Think Casablanca and you’re reminded of a romantic drama, Ingrid Bergman, Humphrey Bogart, and perhaps what is inarguably the ‘greatest movie of all time’.
Salma Lahlou, curator, Dubai Design Week’s Iconic City: Loading. Casa, thinks differently. A mention of ‘Casablanca’ for her is a stroll down nostalgia lane; the essence, charm, and spirit of the largest city in Morocco. Lahlou along with artists, Zineb Andress Arraki, Aicha El Beloui, Hicham Lasri, Mostafa Maftah, Anna Raimondo, mythologist Mohamed Tangi, and scientific advisor Omar Mrani recreated the vibe of Morocco in Dubai at the pop-up exhibition.
“I wanted to convey an image as faithful as possible to what Casablanca actually is with its pros and cons. One of the cons of the city, for example, is its amnesic memory. It’s a shame not to know enough about a city filled with so much history. With this collective installation, I’m attempting to make people aware of the city’s progress and achievements so far,” said Lahlou.
It’s hard to walk past the exhibition and miss it – an interesting and impactful mélange of sounds and expressions lure attendees to step into a world of creativity.

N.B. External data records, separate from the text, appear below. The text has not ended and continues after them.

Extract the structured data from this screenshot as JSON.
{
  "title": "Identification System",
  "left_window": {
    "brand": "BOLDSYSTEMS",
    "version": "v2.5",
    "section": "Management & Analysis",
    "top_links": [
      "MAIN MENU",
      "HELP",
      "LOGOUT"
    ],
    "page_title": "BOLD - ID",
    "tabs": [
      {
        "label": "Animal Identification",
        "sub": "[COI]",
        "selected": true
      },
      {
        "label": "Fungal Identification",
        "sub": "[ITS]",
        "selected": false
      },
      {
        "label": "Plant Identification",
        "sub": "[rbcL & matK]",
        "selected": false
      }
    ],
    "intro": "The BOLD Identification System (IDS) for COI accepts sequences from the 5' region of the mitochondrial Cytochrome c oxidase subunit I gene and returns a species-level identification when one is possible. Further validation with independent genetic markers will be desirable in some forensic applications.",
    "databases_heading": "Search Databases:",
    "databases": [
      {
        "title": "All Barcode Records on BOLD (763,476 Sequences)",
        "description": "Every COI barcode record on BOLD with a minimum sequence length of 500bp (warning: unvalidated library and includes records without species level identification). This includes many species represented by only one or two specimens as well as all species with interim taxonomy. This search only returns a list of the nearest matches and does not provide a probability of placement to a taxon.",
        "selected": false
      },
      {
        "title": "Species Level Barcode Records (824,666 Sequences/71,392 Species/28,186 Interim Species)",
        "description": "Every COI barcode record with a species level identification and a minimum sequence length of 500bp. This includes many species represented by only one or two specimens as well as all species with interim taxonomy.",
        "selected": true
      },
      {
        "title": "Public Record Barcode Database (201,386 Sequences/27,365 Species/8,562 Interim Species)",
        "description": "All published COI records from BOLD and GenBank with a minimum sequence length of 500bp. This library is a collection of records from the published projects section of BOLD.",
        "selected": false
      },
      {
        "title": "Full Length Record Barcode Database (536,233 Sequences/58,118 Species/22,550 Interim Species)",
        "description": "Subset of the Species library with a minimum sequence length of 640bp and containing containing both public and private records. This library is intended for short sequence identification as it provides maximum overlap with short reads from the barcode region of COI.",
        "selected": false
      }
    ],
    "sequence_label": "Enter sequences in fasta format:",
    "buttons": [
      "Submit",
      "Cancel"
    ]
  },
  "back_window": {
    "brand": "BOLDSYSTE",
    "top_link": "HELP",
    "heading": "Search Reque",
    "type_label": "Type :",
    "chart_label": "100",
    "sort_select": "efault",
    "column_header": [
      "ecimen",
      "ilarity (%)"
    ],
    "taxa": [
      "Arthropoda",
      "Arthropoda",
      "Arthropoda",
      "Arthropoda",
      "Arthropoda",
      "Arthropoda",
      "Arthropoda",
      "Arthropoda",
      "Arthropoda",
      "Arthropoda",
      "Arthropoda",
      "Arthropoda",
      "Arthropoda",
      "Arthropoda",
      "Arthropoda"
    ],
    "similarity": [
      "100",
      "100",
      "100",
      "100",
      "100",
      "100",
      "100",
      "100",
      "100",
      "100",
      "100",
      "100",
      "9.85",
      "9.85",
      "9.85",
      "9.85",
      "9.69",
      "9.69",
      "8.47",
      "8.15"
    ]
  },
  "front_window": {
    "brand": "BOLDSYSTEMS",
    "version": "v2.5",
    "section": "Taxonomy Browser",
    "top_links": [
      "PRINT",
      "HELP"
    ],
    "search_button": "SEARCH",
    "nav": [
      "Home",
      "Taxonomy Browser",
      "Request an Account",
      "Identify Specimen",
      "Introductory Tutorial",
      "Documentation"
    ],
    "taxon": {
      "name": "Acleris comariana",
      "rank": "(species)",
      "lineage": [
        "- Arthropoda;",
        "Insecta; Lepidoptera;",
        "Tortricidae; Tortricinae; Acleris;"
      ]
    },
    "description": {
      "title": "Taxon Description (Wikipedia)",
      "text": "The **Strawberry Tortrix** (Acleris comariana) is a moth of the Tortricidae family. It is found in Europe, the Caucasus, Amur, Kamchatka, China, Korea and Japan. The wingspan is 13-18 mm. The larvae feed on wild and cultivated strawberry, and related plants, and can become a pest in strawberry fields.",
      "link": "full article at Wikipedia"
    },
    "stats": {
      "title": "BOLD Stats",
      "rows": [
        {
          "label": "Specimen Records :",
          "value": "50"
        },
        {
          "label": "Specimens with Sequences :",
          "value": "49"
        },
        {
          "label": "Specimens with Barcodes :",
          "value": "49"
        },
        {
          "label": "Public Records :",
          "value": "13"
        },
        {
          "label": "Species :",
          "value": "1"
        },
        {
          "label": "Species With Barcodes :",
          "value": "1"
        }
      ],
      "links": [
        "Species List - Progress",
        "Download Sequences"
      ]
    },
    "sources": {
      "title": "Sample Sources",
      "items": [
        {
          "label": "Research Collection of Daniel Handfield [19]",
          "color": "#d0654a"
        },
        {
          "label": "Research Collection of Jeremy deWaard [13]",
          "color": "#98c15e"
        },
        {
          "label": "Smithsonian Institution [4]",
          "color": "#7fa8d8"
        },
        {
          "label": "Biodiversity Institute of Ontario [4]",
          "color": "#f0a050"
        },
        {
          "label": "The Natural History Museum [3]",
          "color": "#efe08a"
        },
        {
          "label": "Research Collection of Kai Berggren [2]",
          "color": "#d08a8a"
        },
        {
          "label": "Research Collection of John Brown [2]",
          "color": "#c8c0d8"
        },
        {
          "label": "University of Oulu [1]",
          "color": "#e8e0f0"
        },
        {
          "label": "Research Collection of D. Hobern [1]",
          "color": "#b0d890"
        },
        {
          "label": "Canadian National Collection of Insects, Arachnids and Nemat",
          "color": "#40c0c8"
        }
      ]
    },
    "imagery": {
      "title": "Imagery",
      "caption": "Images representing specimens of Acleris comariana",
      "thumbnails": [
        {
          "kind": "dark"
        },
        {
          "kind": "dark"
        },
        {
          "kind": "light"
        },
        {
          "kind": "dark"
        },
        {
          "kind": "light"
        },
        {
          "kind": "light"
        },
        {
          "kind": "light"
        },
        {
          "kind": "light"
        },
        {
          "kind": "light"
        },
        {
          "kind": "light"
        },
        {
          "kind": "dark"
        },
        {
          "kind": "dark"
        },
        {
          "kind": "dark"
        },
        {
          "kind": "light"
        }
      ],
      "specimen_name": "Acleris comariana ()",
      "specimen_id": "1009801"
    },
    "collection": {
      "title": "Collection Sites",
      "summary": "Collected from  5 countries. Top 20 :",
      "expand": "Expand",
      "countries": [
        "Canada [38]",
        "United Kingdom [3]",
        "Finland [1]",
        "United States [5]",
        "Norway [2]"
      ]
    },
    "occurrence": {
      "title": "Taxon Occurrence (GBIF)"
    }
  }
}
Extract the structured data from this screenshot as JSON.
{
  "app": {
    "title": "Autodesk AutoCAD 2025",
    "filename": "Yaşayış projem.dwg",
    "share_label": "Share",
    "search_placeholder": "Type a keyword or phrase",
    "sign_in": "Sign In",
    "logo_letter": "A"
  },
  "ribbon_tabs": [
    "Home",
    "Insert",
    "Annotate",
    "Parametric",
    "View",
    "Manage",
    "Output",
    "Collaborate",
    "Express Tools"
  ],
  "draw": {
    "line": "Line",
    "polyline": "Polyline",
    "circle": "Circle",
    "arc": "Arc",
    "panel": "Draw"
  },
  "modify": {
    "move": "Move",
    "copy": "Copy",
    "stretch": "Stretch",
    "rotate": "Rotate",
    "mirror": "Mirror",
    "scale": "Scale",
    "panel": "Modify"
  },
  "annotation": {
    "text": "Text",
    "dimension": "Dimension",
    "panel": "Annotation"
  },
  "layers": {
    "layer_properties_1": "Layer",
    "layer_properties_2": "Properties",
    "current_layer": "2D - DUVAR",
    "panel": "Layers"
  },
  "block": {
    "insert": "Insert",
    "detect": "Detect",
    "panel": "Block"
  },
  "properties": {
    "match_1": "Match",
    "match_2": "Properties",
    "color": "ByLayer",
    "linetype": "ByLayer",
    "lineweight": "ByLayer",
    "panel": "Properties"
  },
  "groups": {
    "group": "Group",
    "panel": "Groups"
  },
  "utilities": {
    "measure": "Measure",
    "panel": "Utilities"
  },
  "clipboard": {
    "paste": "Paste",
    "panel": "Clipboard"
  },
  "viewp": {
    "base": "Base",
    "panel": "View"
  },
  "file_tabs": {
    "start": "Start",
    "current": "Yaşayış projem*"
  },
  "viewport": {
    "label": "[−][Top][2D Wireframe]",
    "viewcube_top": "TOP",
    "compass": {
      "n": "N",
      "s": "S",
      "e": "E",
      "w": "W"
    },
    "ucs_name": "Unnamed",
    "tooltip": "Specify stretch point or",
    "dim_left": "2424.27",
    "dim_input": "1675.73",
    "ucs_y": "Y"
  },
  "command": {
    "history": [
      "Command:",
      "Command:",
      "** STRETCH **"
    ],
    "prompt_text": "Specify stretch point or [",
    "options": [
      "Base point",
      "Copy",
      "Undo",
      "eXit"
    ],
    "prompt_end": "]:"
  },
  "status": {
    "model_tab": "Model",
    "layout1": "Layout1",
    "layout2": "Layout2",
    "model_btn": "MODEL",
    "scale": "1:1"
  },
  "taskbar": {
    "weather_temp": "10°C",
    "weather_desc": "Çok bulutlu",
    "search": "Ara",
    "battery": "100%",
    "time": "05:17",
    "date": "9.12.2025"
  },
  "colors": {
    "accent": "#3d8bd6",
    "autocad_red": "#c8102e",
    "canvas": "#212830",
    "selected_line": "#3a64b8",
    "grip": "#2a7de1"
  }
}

Arraki brought to the exhibition Beauty Will Be Convulsive or Will Not Be, a never-seen-before project that links Dubai and Casablanca’s urban and architectural approaches. “Hundred years ago Casablanca was just like Dubai. It was all about the superlatives,” she said.
Raimondo, an artist of Italian orgin but with her heart in Casablanca, came to Dubai carrying Casa’s ambience and packaged it in powerful sound recordings. “The idea was to create a sound immersive experience. For the project, I interviewed people off the streets, recorded the sounds of the mosque, and the souks; sounds that are reminiscent of the city.”
Her gender-specific approach towards the project led her to ask Casablancans if they thought the city was a man or a woman, and what it meant to them. Their responses were compiled in aural and textual form to read as urban poetry in her project Casablanca Tells.
With his 30-minute long film CasaOneDay, Lasri tells the story of a curious child who walks the streets of the city with a mirror in one hand to capture the soul of the city.
“To me, Iconic City: Loading.Casa is the highlight of the event. That is primarily because we’ve added as much media as possible – archival material, contemporary photography, and sound recordings, among other media,” Lahlou said about the exhibition.
The artists have returned to their abode, their home, ‘Casa’, as they fondly call it, but they sure will continue to highlight the city’s progress ‘as time goes by’.